May 01, 2008

Rocks and water, falling

Rush

Yesterday's field trip with my students began in the early morning with a flurry of frantic cell phone calls when the vehicle in which I was traveling got separated from the pack. It seems always that way: no matter which car I'm in, it's the one to get lost. The lead car had apparently decided to stop for gas and coffee, and no one in my car had noticed because we arguing over whether or not to listen to a Power Rangers tape. Students who are the mostly likely to have cars and volunteer to drive on field trips are almost always from out of town, which means they call roads and landmarks by their official names, which is very confusing to us locals. But thanks to modern technology, we didn't spend too much time needlessly circling about of Snowstorm City before getting on the highway.

The day ended with a hike to see the highest free-falling waterfall east of the Rocky Mountains. Yes, Hard-to-Pronounce Waterfall, which is what my students kept calling it, is even higher even than Famous Waterfall That Sounds Like a Spam Email, although the volume of the water is so much less that it is not nearly as famous. In fact, on a sunny, but chilly Wednesday afternoon, we were the only people on the trails and creekbed leading up to Not-Very-Famous-Waterfall.

The noise of the creek, rushing and crashing over rock, rippling in wide shallow pools, kept us company as we walked along. Even the most hyper of my students began walking slower, moods shifting, as the sound of the water soothed us.

We were walking through a glen with walls on either side that rose 400 feet to the sky. Mountain Climbing Woman kept saying to me, "Oh, this is such a great canyon, but you couldn't climb it. It would be too dangerous." Even as we walked, we could hear rocks pinging against hard surfaces as they fell. The canyon was formed when a creek eroded through about 400 feet of shale, depositing most of it near the lake, and debris continues to fall. Signs warn hikers to "Beware of falling rocks."
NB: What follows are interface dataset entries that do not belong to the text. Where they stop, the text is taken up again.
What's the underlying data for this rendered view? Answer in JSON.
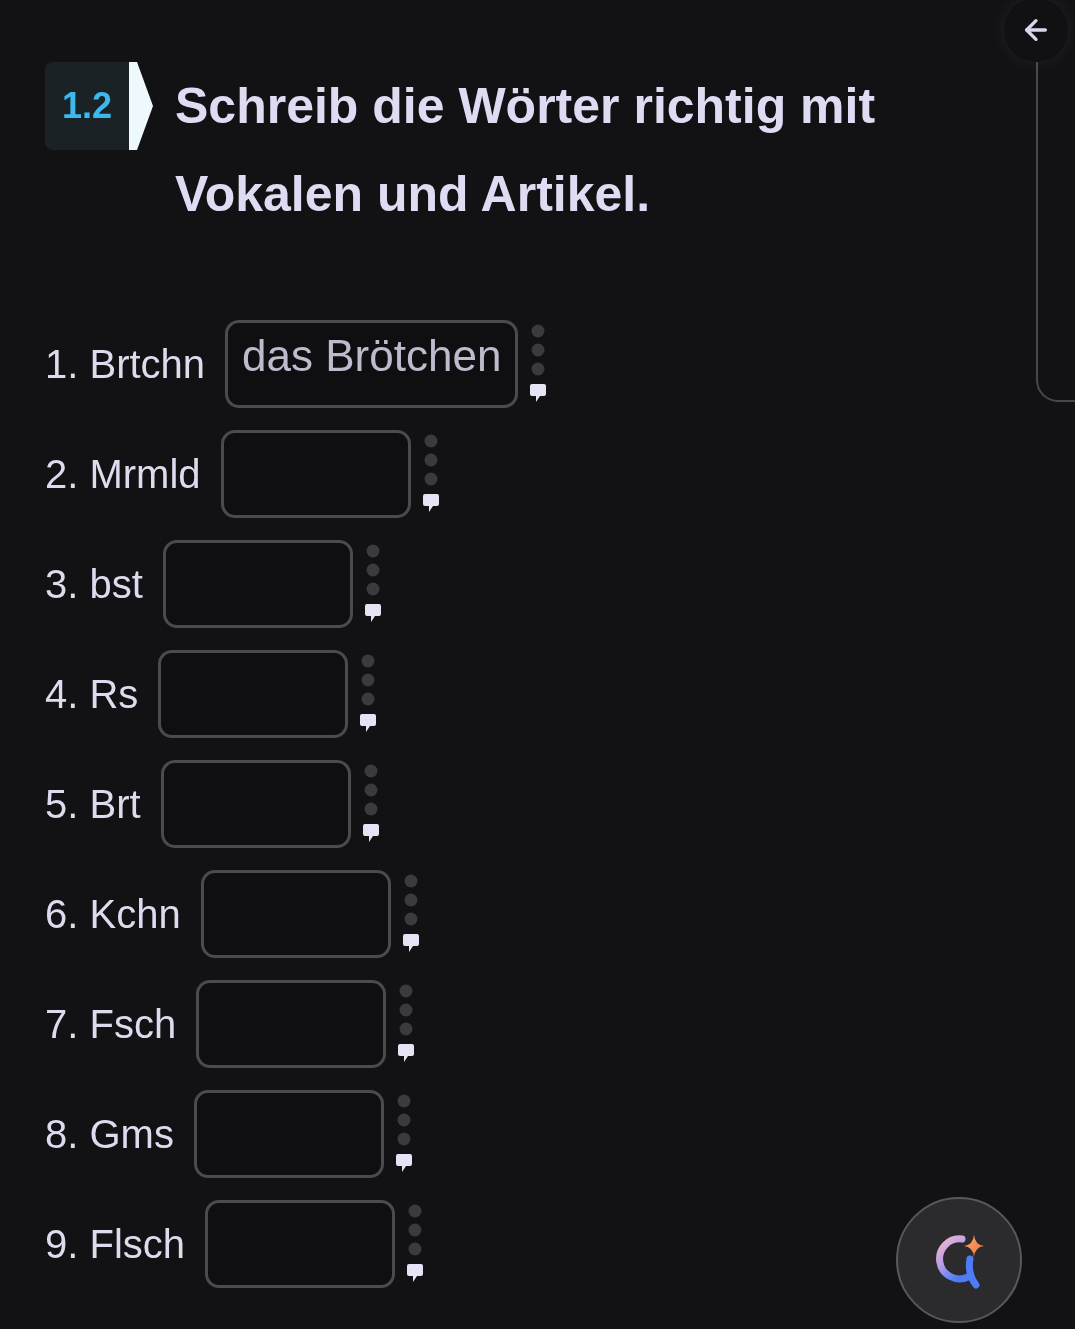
{
  "exercise": {
    "number": "1.2",
    "title": "Schreib die Wörter richtig mit Vokalen und Artikel."
  },
  "items": [
    {
      "prompt": "1. Brtchn",
      "answer": "das Brötchen"
    },
    {
      "prompt": "2. Mrmld"
    },
    {
      "prompt": "3. bst"
    },
    {
      "prompt": "4. Rs"
    },
    {
      "prompt": "5. Brt"
    },
    {
      "prompt": "6. Kchn"
    },
    {
      "prompt": "7. Fsch"
    },
    {
      "prompt": "8. Gms"
    },
    {
      "prompt": "9. Flsch"
    }
  ]
}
My students were quick to identify trees along the trail: hemlock, basswood, maple, oak, sycamore. Swishy Hair called me over to see some purple trillium. It's actually illegal to pick trillium in this state, because the three leaves just below the flower are the main food source for the plant, which means that a picked trillium will almost always die. When I was little, my mother used to always say that, and now my students tell me the same thing.

The creekbed on the way to Impressively Tall Waterfall is so broad that even in the spring, the water doesn't always cover it. Soon we'd left the trail to walk up the dry parts of the creekbed, a slippery limestone surface covered with wavy patterns. Acidic rain puddling on the creekbed has eroded the limestone so that the puddle indentations are permanent. And sand swirled by the current of the creek continues to carve out curving shapes.

My students kept pointing out things, from the swallows and hawks flying near the tops of the cliff to the slugs that Swishy Hair found under a rock. It's always great to take a walk with students who have been trained as naturalists. Our walk took us, eventually, into an ampitheatre carved by the 215-foot waterfall. The plunge pool below the waterfall is more than 30 feet deep, although the falling rocks would make it dangerous to swim in. Despite the chilly air, several students went up close to feel the spray of the waterfall against their faces. As we walked back, one student said to me, "It smells like summer."

In the mist

17 comments:

traveler one said...

I love that "Smells like summer"..mmmm my nose is always sniffing the air to find that scent!
Lovely waterfall... looks like a magical place.

KathyR said...

Very cool.

Even if it doesn't thunder like the big Spam Email Falls.

That blogname made me laugh.

listie said...

I love the walk back to the falls. I got caught in a thunderstorm back there last fall; it was awesome, with the thunder booming around the rock walls.

Jennifer (ponderosa) said...

Oh, these photos brought back a lot of memories.

How lucky you are to have a field trip like this as part of your job!

Sara said...

That's one of our favorite walks. Turns even the most determined anti-nature child (not mine! when we take their friends along!) into a labrador retriever, snuffling, rolling in the dirt, getting wet, chasing sticks.

Last spring when we went for our first walk up the gorge we were standing on the observation deck at trail end when we heard a huge crack and then a bunch of rock just pulverized into gravel and poured into the splash pool. I understand now why they say not to hang out at the base...

undine said...

Beautiful pictures. Is this really even taller than the spam-soundalike one?

jo(e) said...

Undine: Yep. It's 33 feet higher than the Famous Sounds Like Spam Falls.

Sara: Oh, I know what you mean. We were there on a cold day, but in warm weather, no kid (or grown-up, for that matter) can resist taking off socks and sneakers and wading in.

Gawdess said...

lovely pictures!
particularly love the one with the three looking like they are worshipping at the falling water.

kate5kiwis said...

smells like summer

hmmm, yes, it is smelling less and less like summer here.
but i am still wading in the surf, the kiddos are still swimming...
i cannot even say the word w*nter
X

hele said...

I would love to go to your university. Really, really. I've been saying to Flo lets move to jo(e)'s town for a couple of years so I can finish my studies there.

YourFireAnt said...

Hele:

Oh yes! Move to Jo(e)'s town. I could add you to my blogger life list.

FA

Jo(e): Spam Soundalike Falls? Now you've gone too far. ;-|

Jennifer said...

Hm, I am ignorant. Now I need to go find out what falls that is.

jo(e) said...

Jennifer: Just click on the photo to go to my Flickr account -- and you'll see the real name of the falls.

Rockycat said...

I love those falls! And I love that if you're feeling ambitious, you can do the gorge trails, but if not, or if it's a really hot day, you can just do the easy route.

BlackenedBoy said...

These photographs look like something out of a fantasy novel.

Jennifer said...

Aha. Thank you Jo(e)

Silver Creek Mom said...

Beautiful! Love it! I must come visit and see your area. Then you can see mine. ;)